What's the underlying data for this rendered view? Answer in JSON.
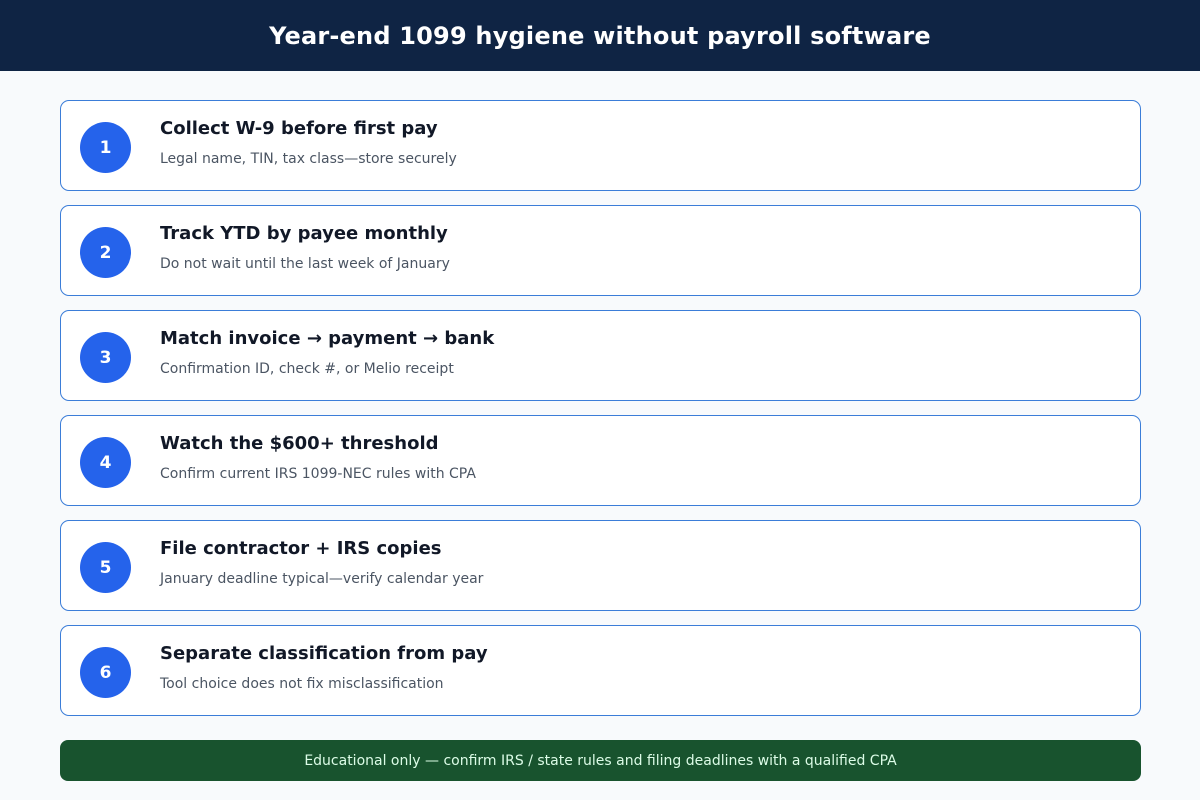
{
  "title": "Year-end 1099 hygiene without payroll software",
  "steps": [
    {
      "number": "1",
      "title": "Collect W-9 before first pay",
      "description": "Legal name, TIN, tax class—store securely"
    },
    {
      "number": "2",
      "title": "Track YTD by payee monthly",
      "description": "Do not wait until the last week of January"
    },
    {
      "number": "3",
      "title": "Match invoice → payment → bank",
      "description": "Confirmation ID, check #, or Melio receipt"
    },
    {
      "number": "4",
      "title": "Watch the $600+ threshold",
      "description": "Confirm current IRS 1099-NEC rules with CPA"
    },
    {
      "number": "5",
      "title": "File contractor + IRS copies",
      "description": "January deadline typical—verify calendar year"
    },
    {
      "number": "6",
      "title": "Separate classification from pay",
      "description": "Tool choice does not fix misclassification"
    }
  ],
  "footer": {
    "text": "Educational only — confirm IRS / state rules and filing deadlines with a qualified CPA"
  },
  "colors": {
    "header_bg": "#0f2444",
    "accent": "#2563eb",
    "card_border": "#3b7dd8",
    "footer_bg": "#18532e"
  }
}
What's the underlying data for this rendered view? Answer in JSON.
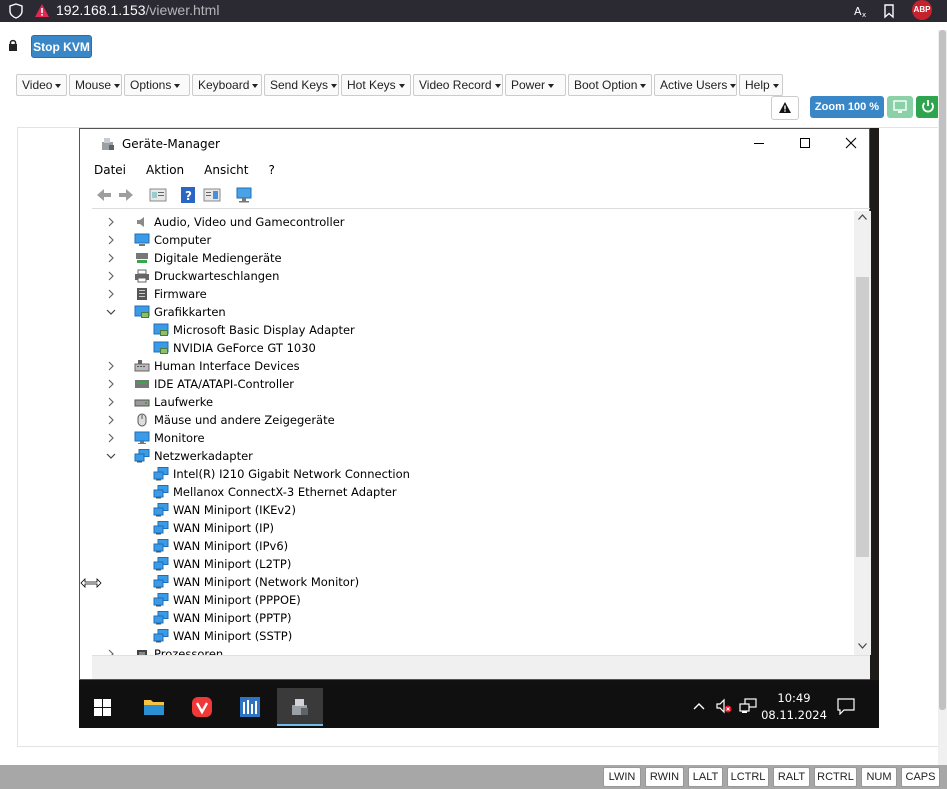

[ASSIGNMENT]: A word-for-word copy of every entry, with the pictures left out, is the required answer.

[FINISHED TASK]:
What's the underlying data for this rendered view? Answer in JSON.
{
  "title": "Year-end 1099 hygiene without payroll software",
  "steps": [
    {
      "number": "1",
      "title": "Collect W-9 before first pay",
      "description": "Legal name, TIN, tax class—store securely"
    },
    {
      "number": "2",
      "title": "Track YTD by payee monthly",
      "description": "Do not wait until the last week of January"
    },
    {
      "number": "3",
      "title": "Match invoice → payment → bank",
      "description": "Confirmation ID, check #, or Melio receipt"
    },
    {
      "number": "4",
      "title": "Watch the $600+ threshold",
      "description": "Confirm current IRS 1099-NEC rules with CPA"
    },
    {
      "number": "5",
      "title": "File contractor + IRS copies",
      "description": "January deadline typical—verify calendar year"
    },
    {
      "number": "6",
      "title": "Separate classification from pay",
      "description": "Tool choice does not fix misclassification"
    }
  ],
  "footer": {
    "text": "Educational only — confirm IRS / state rules and filing deadlines with a qualified CPA"
  },
  "colors": {
    "header_bg": "#0f2444",
    "accent": "#2563eb",
    "card_border": "#3b7dd8",
    "footer_bg": "#18532e"
  }
}
What's the underlying data for this rendered view? Answer in JSON.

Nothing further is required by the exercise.